Thomas' recent releases include David Cronenberg's A Dangerous Method, written by Christopher Hampton and starring Keira Knightley, Viggo Mortensen, Michael Fassbender and Vincent Cassel, which premiered at Venice and Toronto Film Festivals 2011. In 2012, he launched the epic Kon-Tiki, the true story of Thor Heyerdahl's legendary raft adventure directed by Joachim Roenning and Espen Sandberg, which was nominated for a Golden Globe and Academy Award for Best Foreign Film. In 2014, Thomas released Jim Jarmusch's vampire opus Only Lovers Left Alive starring Tilda Swinton, Tom Hiddleston, Mia Wasikowska and John Hurt, and Richard Shepard's black comedy Dom Hemingway starring Jude Law, Richard E. Grant, Demian Bichir and Emilia Clarke.
Recent releases include an adaptation of J.G. Ballard's 1970s dystopian novel High-Rise, written by Amy Jump and directed by Ben Wheatley, starring Tom Hiddleston, Jeremy Irons, Sienna Miller, Luke Evans and Elisabeth Moss, and Tale of Tales directed by Matteo Garrone starring Salma Hayek, Vincent Cassel, John C. Reilly and Toby Jones.
Thomas has said of his ethos:
An entrepreneurial spirit is an important element of being a producer, some sort of inner workings that is pushing you forward. Because there are a lot of knockbacks and you have to wear a sort of armour so you can continue believing in your films when everybody around you is telling you: "Don't do that."

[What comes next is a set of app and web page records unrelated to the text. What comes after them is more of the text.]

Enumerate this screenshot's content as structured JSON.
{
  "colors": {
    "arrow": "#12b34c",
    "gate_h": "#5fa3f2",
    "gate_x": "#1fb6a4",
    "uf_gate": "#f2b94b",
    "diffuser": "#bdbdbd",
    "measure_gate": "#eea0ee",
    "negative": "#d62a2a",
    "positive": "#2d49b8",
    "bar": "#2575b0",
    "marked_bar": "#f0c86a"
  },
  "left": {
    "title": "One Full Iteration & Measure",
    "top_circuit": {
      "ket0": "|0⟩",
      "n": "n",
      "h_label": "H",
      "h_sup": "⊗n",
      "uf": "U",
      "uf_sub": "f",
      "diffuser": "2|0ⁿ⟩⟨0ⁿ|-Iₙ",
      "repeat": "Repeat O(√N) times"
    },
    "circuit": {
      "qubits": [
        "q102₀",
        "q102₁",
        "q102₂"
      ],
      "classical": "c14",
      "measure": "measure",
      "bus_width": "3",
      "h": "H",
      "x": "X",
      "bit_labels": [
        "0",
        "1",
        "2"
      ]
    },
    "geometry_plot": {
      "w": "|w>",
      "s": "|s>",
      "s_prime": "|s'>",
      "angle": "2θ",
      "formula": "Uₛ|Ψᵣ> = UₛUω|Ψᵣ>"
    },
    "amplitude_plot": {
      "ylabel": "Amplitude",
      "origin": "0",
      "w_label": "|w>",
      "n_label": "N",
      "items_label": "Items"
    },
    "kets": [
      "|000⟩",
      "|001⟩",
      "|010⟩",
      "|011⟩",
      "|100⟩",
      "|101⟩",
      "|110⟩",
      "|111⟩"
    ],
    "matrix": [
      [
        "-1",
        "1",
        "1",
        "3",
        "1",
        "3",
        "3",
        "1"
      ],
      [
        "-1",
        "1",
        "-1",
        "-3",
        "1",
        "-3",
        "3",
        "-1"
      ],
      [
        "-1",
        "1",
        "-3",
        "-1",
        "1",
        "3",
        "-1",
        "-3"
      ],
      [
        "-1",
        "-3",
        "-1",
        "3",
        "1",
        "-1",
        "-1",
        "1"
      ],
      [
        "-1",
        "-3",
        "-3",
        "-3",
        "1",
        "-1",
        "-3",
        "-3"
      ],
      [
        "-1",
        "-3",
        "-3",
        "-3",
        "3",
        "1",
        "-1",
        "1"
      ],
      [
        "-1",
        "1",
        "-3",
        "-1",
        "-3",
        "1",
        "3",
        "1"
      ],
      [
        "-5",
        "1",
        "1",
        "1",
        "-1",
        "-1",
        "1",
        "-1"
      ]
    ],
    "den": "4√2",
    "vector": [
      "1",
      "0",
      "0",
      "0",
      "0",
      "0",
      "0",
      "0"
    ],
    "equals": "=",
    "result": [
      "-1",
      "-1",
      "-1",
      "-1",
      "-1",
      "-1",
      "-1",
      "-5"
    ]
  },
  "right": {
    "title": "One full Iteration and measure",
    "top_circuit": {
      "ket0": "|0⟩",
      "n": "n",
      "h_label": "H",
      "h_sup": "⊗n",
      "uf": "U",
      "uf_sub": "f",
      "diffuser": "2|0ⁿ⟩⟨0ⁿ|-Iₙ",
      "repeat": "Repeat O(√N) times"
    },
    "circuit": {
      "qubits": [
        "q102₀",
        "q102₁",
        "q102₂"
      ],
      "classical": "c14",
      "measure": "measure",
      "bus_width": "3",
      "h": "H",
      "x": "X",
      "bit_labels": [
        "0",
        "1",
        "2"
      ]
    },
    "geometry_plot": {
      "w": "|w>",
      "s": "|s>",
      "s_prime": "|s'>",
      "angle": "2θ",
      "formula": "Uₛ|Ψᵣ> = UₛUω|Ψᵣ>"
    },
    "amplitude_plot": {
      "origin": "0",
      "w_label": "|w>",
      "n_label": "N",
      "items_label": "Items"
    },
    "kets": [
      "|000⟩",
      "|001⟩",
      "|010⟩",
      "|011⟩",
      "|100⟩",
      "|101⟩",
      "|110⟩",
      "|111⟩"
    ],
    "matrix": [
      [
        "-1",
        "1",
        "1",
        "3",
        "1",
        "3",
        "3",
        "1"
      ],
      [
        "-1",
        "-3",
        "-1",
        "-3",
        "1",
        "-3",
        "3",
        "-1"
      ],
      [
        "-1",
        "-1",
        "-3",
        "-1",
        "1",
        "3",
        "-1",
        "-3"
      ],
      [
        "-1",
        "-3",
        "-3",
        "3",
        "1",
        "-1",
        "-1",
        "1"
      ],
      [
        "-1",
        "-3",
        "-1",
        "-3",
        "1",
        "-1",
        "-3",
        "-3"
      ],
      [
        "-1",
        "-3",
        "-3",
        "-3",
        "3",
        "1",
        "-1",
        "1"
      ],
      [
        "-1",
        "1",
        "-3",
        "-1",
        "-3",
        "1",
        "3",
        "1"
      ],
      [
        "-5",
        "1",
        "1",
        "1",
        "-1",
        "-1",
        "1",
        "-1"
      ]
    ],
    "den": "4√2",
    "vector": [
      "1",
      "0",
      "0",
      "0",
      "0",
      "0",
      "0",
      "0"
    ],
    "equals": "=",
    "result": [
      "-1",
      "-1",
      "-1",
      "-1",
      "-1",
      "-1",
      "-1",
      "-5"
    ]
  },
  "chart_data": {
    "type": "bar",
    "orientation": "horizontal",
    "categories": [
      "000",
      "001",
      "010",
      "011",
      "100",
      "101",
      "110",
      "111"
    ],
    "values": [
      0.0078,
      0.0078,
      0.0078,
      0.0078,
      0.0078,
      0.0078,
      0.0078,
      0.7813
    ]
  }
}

In 1998, Thomas founded his international sales arm, HanWay Films, to service his own productions. HanWay has since expanded to sell third party projects as well as handling the libraries of many of the world's best-known filmmakers.
Thomas was Chairman of the British Film Institute from August 1992 until December 1997 and has been the recipient of many awards throughout the world, including the Michael Balcon Award for Outstanding British Contribution to Cinema from BAFTA, and the European Film Award for Outstanding European Achievement in World Cinema. He has been President of the Jury at Tokyo Film Festival, San Sebastian Film Festival, Berlin Film Festival and Cannes Film Festival (Un Certain Regard) and has also served on the main jury at Cannes. He was made a Life Fellow of the British Film Institute in 2000.